A sniffle, sneeze, cough… it’s that time of year again! With cooler temperatures in the forecast, cold and flu season is inevitably upon us. While there is no cure for the common cold, there are actions you can take to lessen your child’s chance of becoming ill.
If the bug does make its way into your home, you may find symptom relief in various types of cold medicine, but there are safety measures you should take to ensure your medications are stored properly when and when not being used.
Tips on Preventing Illness
Aside from receiving CDC-recommended immunizations like the flu vaccine, you can lower your child’s likelihood of getting sick by disinfecting areas that are frequent points of contact, including:
- Doorknobs and handles

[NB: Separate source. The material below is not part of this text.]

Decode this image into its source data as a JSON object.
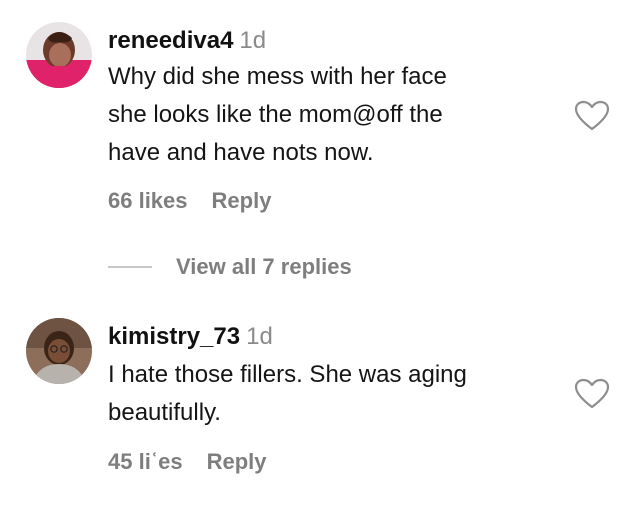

- Coffee tables and kitchen tables
- Toys and other baby items, such as car seats, strollers, etc.
You should also be sure you and all members of your family maintain proper hygiene. Because babies stick their fingers in their mouths frequently, their hands should routinely be sanitized with wipes or soap and water throughout the day. Children old enough to wash their own hands should be instructed to do so before meals, as well as after going to the bathroom, sneezing, playing with a pet, or when arriving home from a daycare facility.
Storing Medications Safely
If your child does catch a cold or the flu, medications may help alleviate certain discomforts that come with feeling unwell; however, improper dosing and failure to keep medications out of reach can cause serious, if not fatal outcomes for young children.
In the United States, more than 60,000 young children end up in the emergency department each year as a result of getting into medicine that was left within reach. To prevent this from happening in your home, you should make sure safety caps on all medication bottles are locked. If a bottle has a locking cap that twists shut, always be sure you hear it “click” when closing the cap.
Recently, cold medicine and other pharmaceutical companies have been packaging their products in blister packs that individually seal medications in plastic and require one to break through a foil and cardboard barrier to access. Though these types of OTC medications involve an additional step to open, they can still pose a risk to young children and should be stored out of reach and out of sight.
In fact, according to the Centers for Disease Control and Prevention (CDC), of every 151 two-year-old children admitted to the emergency room, at least one is treated for an unintentional medication overdose, most often occurring when the child is left unsupervised.
In addition to oral medications, parents with children between the ages of 0 and 5 should be sure to safely store the following products out of reach:
- Eye drops
- Ointments such as diaper rash cream
- Topical creams and bath products
Many of these products have yet to be packaged in child-resistant containers; therefore, placing them far from your kid’s reach is the only way to ensure these items don’t end up in the wrong hands.
Child-Resistant Packaging to Prevent Poisoning in Children
To prevent potentially harmful substances from falling into the wrong hands, more companies are packaging their products using child-resistant technology. The Child-Guard® closure helps to protect young children from obtaining access to substances like medications and household chemicals that may be harmful if consumed. When fastened, the slider locks into place and requires a 3-step “point, press and pull” opening process.
Among Child-Guard®’s many potential uses is the opportunity to apply the child-resistant slider to flexible pouches containing medication in blister packs.
You may be familiar with this type of packaging, as it’s currently found on many popular products in the laundry aisle of your grocery store and will soon be making its way to additional items in the future.
To aid in the initiative to make more products child-resistant and reduce the number of accidental poisonings in children under 5, we encourage you to visit our Facebook page and let us know what household products you want to see with child-resistant packaging, using the hashtag #guardit.